I walked and gazed up at a land fit for giants of another era. Atop the Citadel lies a diverse spattering of monuments. The Roman Columns themselves seem as if someone had airlifted them sky high and gently placed them at the highest point in the land, creating an island surrounded by stone-sided apartments rather than blue seas. Amongst the columns, some of which are still standing today despite the gusts that inevitably swing by to say ‘hello’ on a regular basis, lies a hand. A hand and a knee actually. The hand of Hercules, large enough to hold your torso and shake it in the skies if the fingers were to unclench from their stoney fist. First Hercules would need to become a real man instead of the stone figure he was made into nearly 1900 years ago. Then we would have to find the rest of his body. But for now, we can imagine that these fingers and this fist, this knee… they belonged to a statue standing roughly 10 times higher than his human creators, looking down on the biblical lands of Jordan.
The thought itself was enough to send chills down my spine.
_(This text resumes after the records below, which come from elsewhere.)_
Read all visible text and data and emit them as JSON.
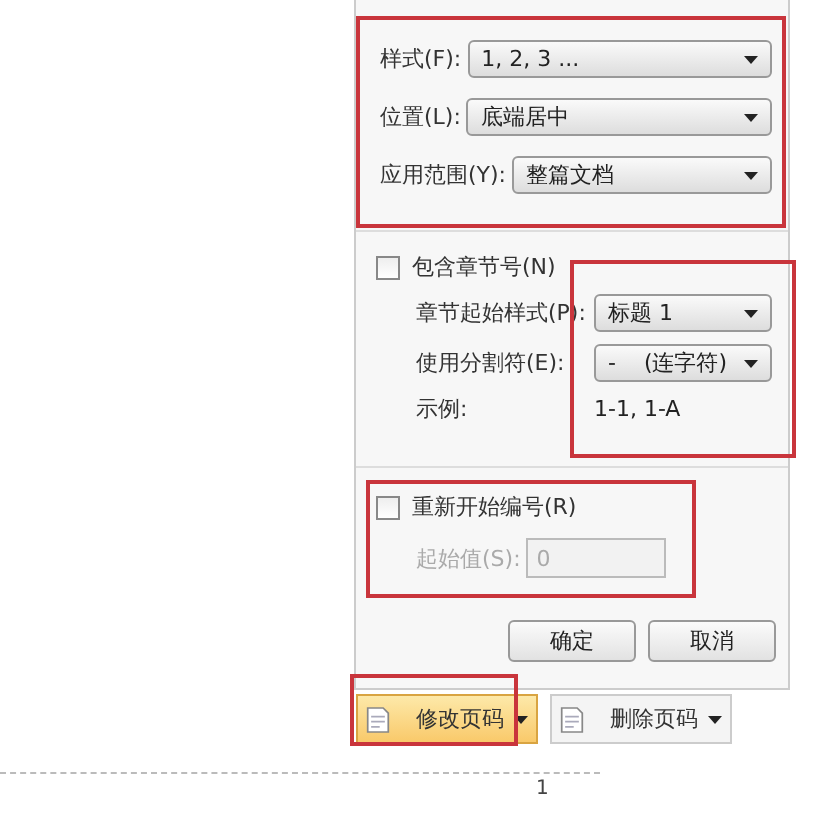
{
  "dialog": {
    "fields": [
      {
        "label": "样式(F):",
        "value": "1, 2, 3 ..."
      },
      {
        "label": "位置(L):",
        "value": "底端居中"
      },
      {
        "label": "应用范围(Y):",
        "value": "整篇文档"
      }
    ],
    "include_chapter": {
      "label": "包含章节号(N)",
      "checked": false
    },
    "chapter_fields": [
      {
        "label": "章节起始样式(P):",
        "value": "标题 1"
      },
      {
        "label": "使用分割符(E):",
        "value": "-    (连字符)"
      }
    ],
    "example": {
      "label": "示例:",
      "value": "1-1, 1-A"
    },
    "restart": {
      "label": "重新开始编号(R)",
      "checked": false
    },
    "start_value": {
      "label": "起始值(S):",
      "value": "0",
      "disabled": true
    },
    "buttons": [
      "确定",
      "取消"
    ]
  },
  "toolbar": [
    {
      "label": "修改页码",
      "selected": true
    },
    {
      "label": "删除页码",
      "selected": false
    }
  ],
  "footer": {
    "page_number": "1"
  }
}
I suppose the wind might have been the root of that sensation. Either way, it’s unbelievable the strength endured to not only create but to place the statue and pillars in such a way that an ancient skyscraper was born.
Past the Roman Ruins sits a mosque and more ruins in the form of streets and buildings made from large stone blocks. On this particular day, the mosque and buildings served as protectors from the cold, and I found myself stopping amongst the stones to view the Mosque and using only the sides of my pointer finger and thumb to create a claw, I awkwardly pulled on the camera’s strap. Finding success in this disabled attempt, I watched as the thick grey clouds above the mosque gently parted, allowing a sliver of sunshine to seal though in the form of a C; a crescent. Much like the crescent moon you will find atop Mosques, a symbol in a symbol-less religion.
It was beautiful and created one of the most memorable, albeit brief, moments of the trip. With a glimpse at nature’s beauty atop a city of stone, I decided to make my way back down the hill to Amman’s main street where I could find shelter from the winds and and take in a bite of Jordanian delights. I wandered into a three-table restaurant and sat down to a plate full of freshly made hummus, sweet red tomatoes, and warm bread.
During the twenty minute stay, my fingers slowly turned from a ghostly hue to one more recognizable and a service more functional – like scooping up that scrumptious hummus with an equally as scrumptious piece of pita. Many men walked by and stopped as if wanting to come in, but worried that doing so while a woman was seated inside would go against their traditions. I made a mental note to avoid such situations in the future, and also noted how many customers this tiny shop must see in a small amount of time. It was a true gem and lucky find in the streets of Amman. With a full belly, I meandered through the souk and bazaars and soon found my way back to the hotel. The concierge shared with me that in a few hours’ time, a dinner and dance session would take place in the downstairs restaurant. Tired from an early morning and still chilled from the storm that was brewing outside, I did something I rarely do while on holiday: I went up to my room, changed into pajamas, and snuggled under the blankets at 3 in the afternoon. Planning to take a quick rejuvenating nap, I went to sleep excited to be in a new country and anticipating the evening’s entertainment.
The next morning at 9am, my alarm went off. Never mind dinner. Never mind dancing. Apparently the only activity I was set to do that first night was sleep. And how great a sleep it was!